    (Veda, Upanishadas) of his time, including teachings from Vishnu, Shiva, Tantric Hinduism and other beliefs.

    He also studied the sixty-four kinds of

    art, the art of music and the art of

    logic, literature, medicine and

    accomplished these studies until the

    age of 22. He developed three main

    lineages were the Lineage of the

    Profound Action, the Lineage of

    Profound View and the Lineage of

    Profound Experience.

    Eventually, Suvarnadvipi Dharmakrti advised Atisha to "go to the north in

    the Land of Snows." The master was

    referring to Tibet, a region with a

    Buddhist tradition forever changed

    after the arrival of Atisha. From his

    Master, Dharmakrti, Atisha learnt one meditation that became one of

    Tibetans fundamental meditation


    Tongleng Meditation (a meditation

    that aims to recycle supposedly

    negative energy into loving and

    healing energy). On way back to home from Suvarnadvipa, he visited Tamralipi (present-day Sri Lanka) or

    returned via Tamralipti port (Medinipure, west Bengal).

    Back home in 1024 AD, at the request of King Dharmapala (781-821), Atish became the Chancellor of

    Vikramashila University in Bhagalpur, Bihar. His dissemination of the Dhamma or Dharma and scholastic

    teaching in a new dimension earned him the title "Dhammapala". There were 8,000 students and 108

    professors in this Vihar, many of whom came from as far as China, Sri Lanka, Persia and Greece.
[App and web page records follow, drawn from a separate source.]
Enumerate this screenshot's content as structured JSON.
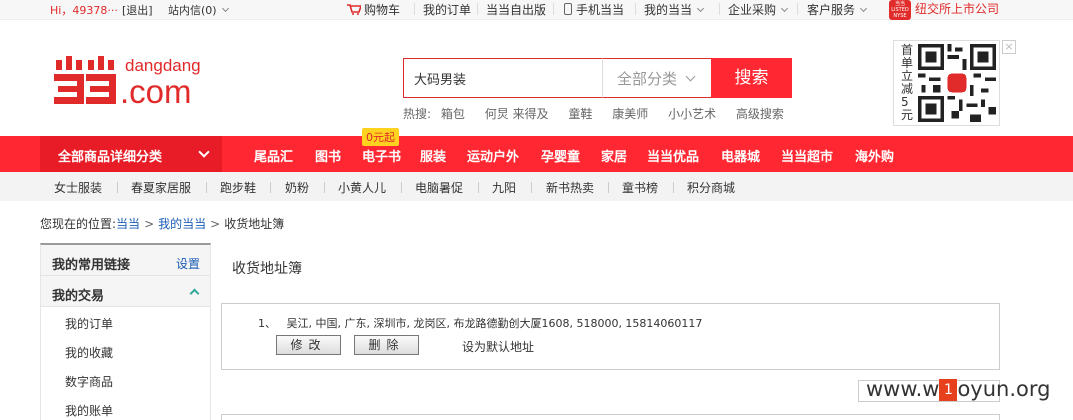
{
  "topbar": {
    "user": "Hi，49378···",
    "logout": "[退出]",
    "inbox": "站内信(0)",
    "links": [
      "购物车",
      "我的订单",
      "当当自出版",
      "手机当当",
      "我的当当",
      "企业采购",
      "客户服务"
    ],
    "nyse_badge": "当当 LISTED NYSE",
    "nyse_text": "纽交所上市公司"
  },
  "logo": {
    "brand": "dangdang",
    "domain": ".com"
  },
  "search": {
    "value": "大码男装",
    "category": "全部分类",
    "button": "搜索",
    "hot_label": "热搜:",
    "hot": [
      "箱包",
      "何炅 来得及",
      "童鞋",
      "康美师",
      "小小艺术"
    ],
    "advanced": "高级搜索"
  },
  "qr": {
    "text": "首单立减5元"
  },
  "nav": {
    "all_categories": "全部商品详细分类",
    "items": [
      "尾品汇",
      "图书",
      "电子书",
      "服装",
      "运动户外",
      "孕婴童",
      "家居",
      "当当优品",
      "电器城",
      "当当超市",
      "海外购"
    ],
    "ebook_badge": "0元起"
  },
  "subnav": [
    "女士服装",
    "春夏家居服",
    "跑步鞋",
    "奶粉",
    "小黄人儿",
    "电脑暑促",
    "九阳",
    "新书热卖",
    "童书榜",
    "积分商城"
  ],
  "breadcrumb": {
    "prefix": "您现在的位置:",
    "home": "当当",
    "mine": "我的当当",
    "current": "收货地址簿"
  },
  "sidebar": {
    "common_links": "我的常用链接",
    "settings": "设置",
    "trades": "我的交易",
    "links": [
      "我的订单",
      "我的收藏",
      "数字商品",
      "我的账单"
    ]
  },
  "main": {
    "title": "收货地址簿",
    "address_index": "1、",
    "address": "吴江, 中国, 广东, 深圳市, 龙岗区, 布龙路德勤创大厦1608, 518000, 15814060117",
    "edit": "修改",
    "delete": "删除",
    "set_default": "设为默认地址"
  },
  "watermark": {
    "pre": "www.w",
    "badge": "1",
    "post": "oyun.org"
  }
}
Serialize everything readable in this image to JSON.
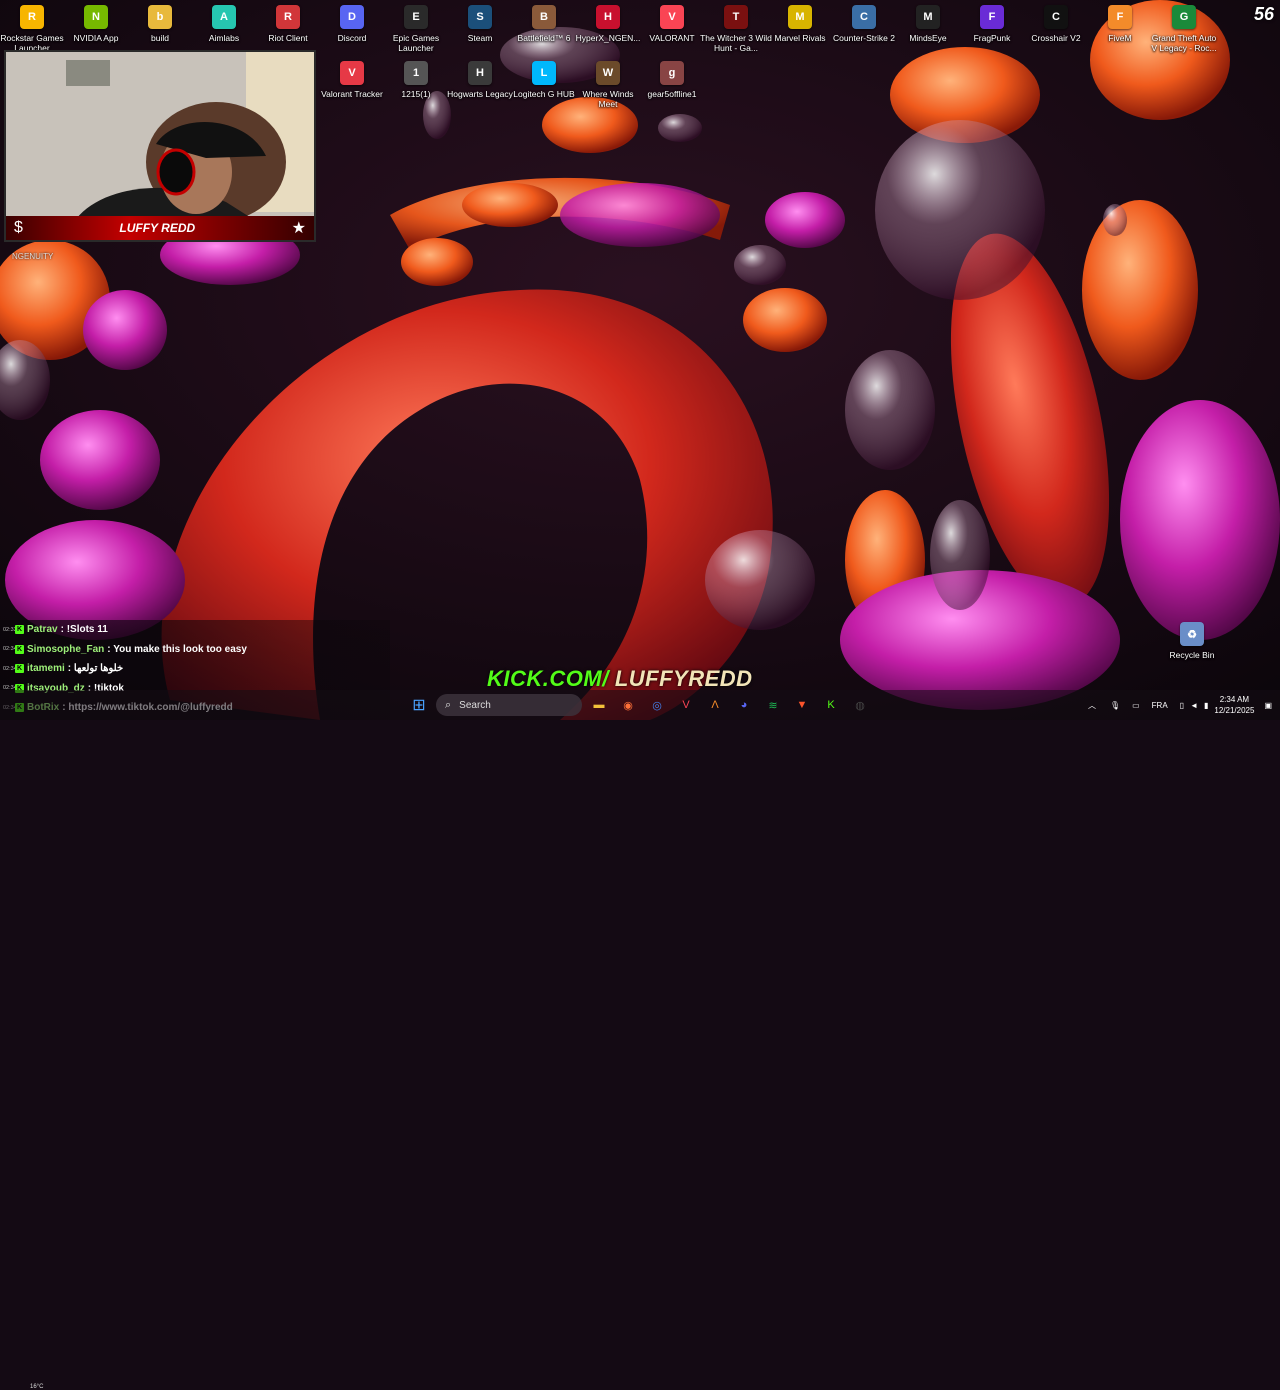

The courses

    of studies included Therevada and Mahayana Buddhism, social sciences, Veda, Vedanta, Upanishad,

    philosophy, Logic, medicine